A similar problem exists with planned law, or statutory law. Law that emerges from the mutual, voluntary settlement of disputes is informed by a process of discovery through trial and error. Settlements which worked in past disputes are likely to work in new disputes because human nature is largely shared. Courses of action which are likely to result in unfavorable terms of settlement inform the choices that people make, thus reducing the incidence of disputes to begin with and making society more harmonious. The choice to arbitrate disputes in an orderly manner and accept the (sometimes painful) outcomes of orderly dispute-resolution is not only motivated by self-regard but also reinforced by the orderliness of lawful society itself. That is, whereas disputants in earliest human history bargained with one another solely out of a desperate attempt to avoid the risks and dangers of open conflict, we have a long experience with the benefits to the individual of participating in orderly dispute resolution. This process of feedback on the choices people make continually drives the gangly process of cooperative, arbitrated exchange in dispute resolution closer to a process of pure, catallactic exchange – the act of taking a legal risk becomes, more and more, an entirely conscious trade-off based on calculation of costs and benefits.
Statutory law, on the other hand, short-circuits this process via judicial, legislative or dictatorial fiat. The long-run consequences of even minor rules are very difficult to correctly assess, ex ante – a lesson proved a million different ways by the long history of perverse incentives and unintended consequences of statutory laws. And these unintended consequences will plague even the “night watchman” State, ruling over a libertarian society. The author of statutory law cannot know – even if he has the most altruistic intentions – whether his law is going to reduce or increase the incidence of conflicts and he cannot know whether it will work in preventing future conflicts from buried dissatisfaction with the imposed terms of settlement.
As Mises calls central, economic planning, any system of statutory law – however created and administered – is a “system of groping about in the dark.” The costs of statutory law to the individual arise from the discoordination of what I will call general calculation. that is, the individual’s judgment regarding his best course of action not only in light of his opportunities for profit and loss in the market, but also in light of his legal risks, rights and responsibilities.

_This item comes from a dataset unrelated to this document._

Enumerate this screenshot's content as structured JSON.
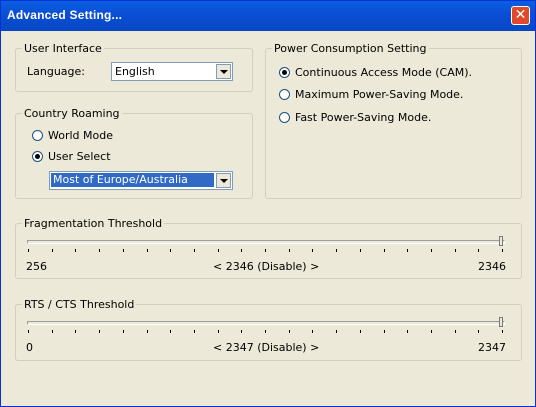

This discoordination is, in part, the result of legal uncertainty created by the complexity of statutes, as well as uncertainty regarding the future changes which will be made to statutes. Private citizens are no more privy to the long-run consequences of statutory law than the lawmakers, so uncertainty regarding the long-run consequences of existing statutes afflicts all alike.